▶ [ABOUT THIS EXERCISE] Leave the images aside and output every entry exactly.

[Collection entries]
+-------+

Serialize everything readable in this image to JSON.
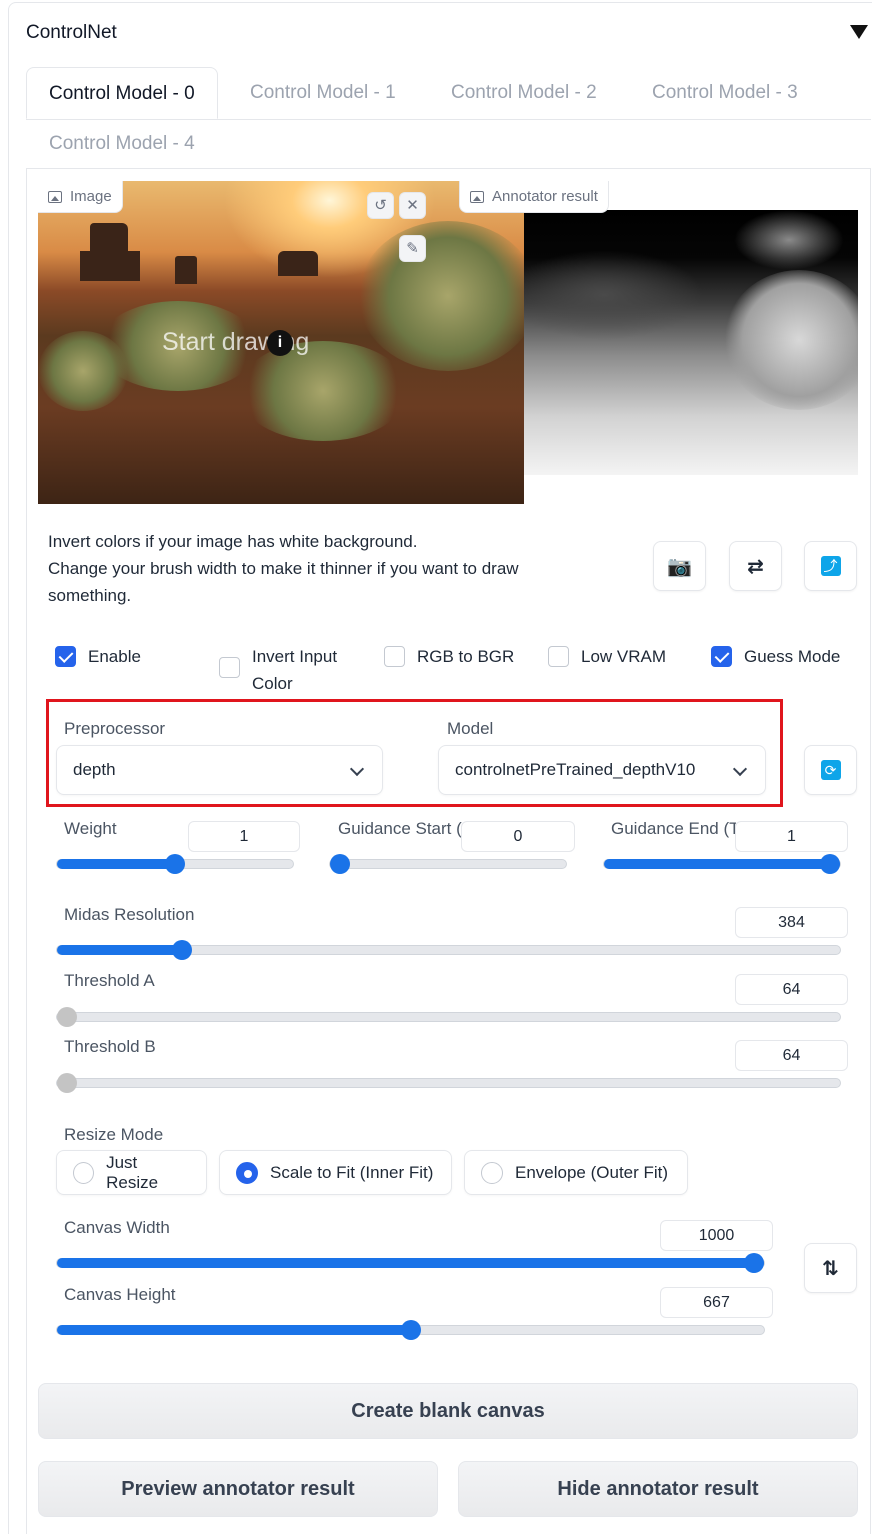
{
  "header": {
    "title": "ControlNet"
  },
  "tabs": [
    {
      "label": "Control Model - 0"
    },
    {
      "label": "Control Model - 1"
    },
    {
      "label": "Control Model - 2"
    },
    {
      "label": "Control Model - 3"
    },
    {
      "label": "Control Model - 4"
    }
  ],
  "image_panel": {
    "label": "Image",
    "overlay_text": "Start drawing"
  },
  "annotator_panel": {
    "label": "Annotator result"
  },
  "help_text": {
    "line1": "Invert colors if your image has white background.",
    "line2": "Change your brush width to make it thinner if you want to draw something."
  },
  "icon_buttons": [
    "camera-icon",
    "swap-icon",
    "send-icon"
  ],
  "checkboxes": [
    {
      "label": "Enable",
      "checked": true
    },
    {
      "label": "Invert Input Color",
      "checked": false
    },
    {
      "label": "RGB to BGR",
      "checked": false
    },
    {
      "label": "Low VRAM",
      "checked": false
    },
    {
      "label": "Guess Mode",
      "checked": true
    }
  ],
  "preprocessor": {
    "label": "Preprocessor",
    "value": "depth"
  },
  "model": {
    "label": "Model",
    "value": "controlnetPreTrained_depthV10"
  },
  "sliders": {
    "weight": {
      "label": "Weight",
      "value": "1",
      "fraction": 0.5
    },
    "guidance_start": {
      "label": "Guidance Start (T)",
      "value": "0",
      "fraction": 0.0
    },
    "guidance_end": {
      "label": "Guidance End (T)",
      "value": "1",
      "fraction": 1.0
    },
    "midas_resolution": {
      "label": "Midas Resolution",
      "value": "384",
      "fraction": 0.16
    },
    "threshold_a": {
      "label": "Threshold A",
      "value": "64",
      "fraction": 0.0
    },
    "threshold_b": {
      "label": "Threshold B",
      "value": "64",
      "fraction": 0.0
    },
    "canvas_width": {
      "label": "Canvas Width",
      "value": "1000",
      "fraction": 1.0
    },
    "canvas_height": {
      "label": "Canvas Height",
      "value": "667",
      "fraction": 0.5
    }
  },
  "resize_mode": {
    "label": "Resize Mode",
    "options": [
      "Just Resize",
      "Scale to Fit (Inner Fit)",
      "Envelope (Outer Fit)"
    ],
    "selected": "Scale to Fit (Inner Fit)"
  },
  "buttons": {
    "create_blank_canvas": "Create blank canvas",
    "preview_annotator": "Preview annotator result",
    "hide_annotator": "Hide annotator result"
  },
  "colors": {
    "accent": "#1a73e8",
    "highlight_border": "#e0151d"
  }
}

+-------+

▶ [PROBLEM SOLUTION]
Serialize everything readable in this image to JSON.
{
  "header": {
    "title": "ControlNet"
  },
  "tabs": [
    {
      "label": "Control Model - 0"
    },
    {
      "label": "Control Model - 1"
    },
    {
      "label": "Control Model - 2"
    },
    {
      "label": "Control Model - 3"
    },
    {
      "label": "Control Model - 4"
    }
  ],
  "image_panel": {
    "label": "Image",
    "overlay_text": "Start drawing"
  },
  "annotator_panel": {
    "label": "Annotator result"
  },
  "help_text": {
    "line1": "Invert colors if your image has white background.",
    "line2": "Change your brush width to make it thinner if you want to draw something."
  },
  "icon_buttons": [
    "camera-icon",
    "swap-icon",
    "send-icon"
  ],
  "checkboxes": [
    {
      "label": "Enable",
      "checked": true
    },
    {
      "label": "Invert Input Color",
      "checked": false
    },
    {
      "label": "RGB to BGR",
      "checked": false
    },
    {
      "label": "Low VRAM",
      "checked": false
    },
    {
      "label": "Guess Mode",
      "checked": true
    }
  ],
  "preprocessor": {
    "label": "Preprocessor",
    "value": "depth"
  },
  "model": {
    "label": "Model",
    "value": "controlnetPreTrained_depthV10"
  },
  "sliders": {
    "weight": {
      "label": "Weight",
      "value": "1",
      "fraction": 0.5
    },
    "guidance_start": {
      "label": "Guidance Start (T)",
      "value": "0",
      "fraction": 0.0
    },
    "guidance_end": {
      "label": "Guidance End (T)",
      "value": "1",
      "fraction": 1.0
    },
    "midas_resolution": {
      "label": "Midas Resolution",
      "value": "384",
      "fraction": 0.16
    },
    "threshold_a": {
      "label": "Threshold A",
      "value": "64",
      "fraction": 0.0
    },
    "threshold_b": {
      "label": "Threshold B",
      "value": "64",
      "fraction": 0.0
    },
    "canvas_width": {
      "label": "Canvas Width",
      "value": "1000",
      "fraction": 1.0
    },
    "canvas_height": {
      "label": "Canvas Height",
      "value": "667",
      "fraction": 0.5
    }
  },
  "resize_mode": {
    "label": "Resize Mode",
    "options": [
      "Just Resize",
      "Scale to Fit (Inner Fit)",
      "Envelope (Outer Fit)"
    ],
    "selected": "Scale to Fit (Inner Fit)"
  },
  "buttons": {
    "create_blank_canvas": "Create blank canvas",
    "preview_annotator": "Preview annotator result",
    "hide_annotator": "Hide annotator result"
  },
  "colors": {
    "accent": "#1a73e8",
    "highlight_border": "#e0151d"
  }
}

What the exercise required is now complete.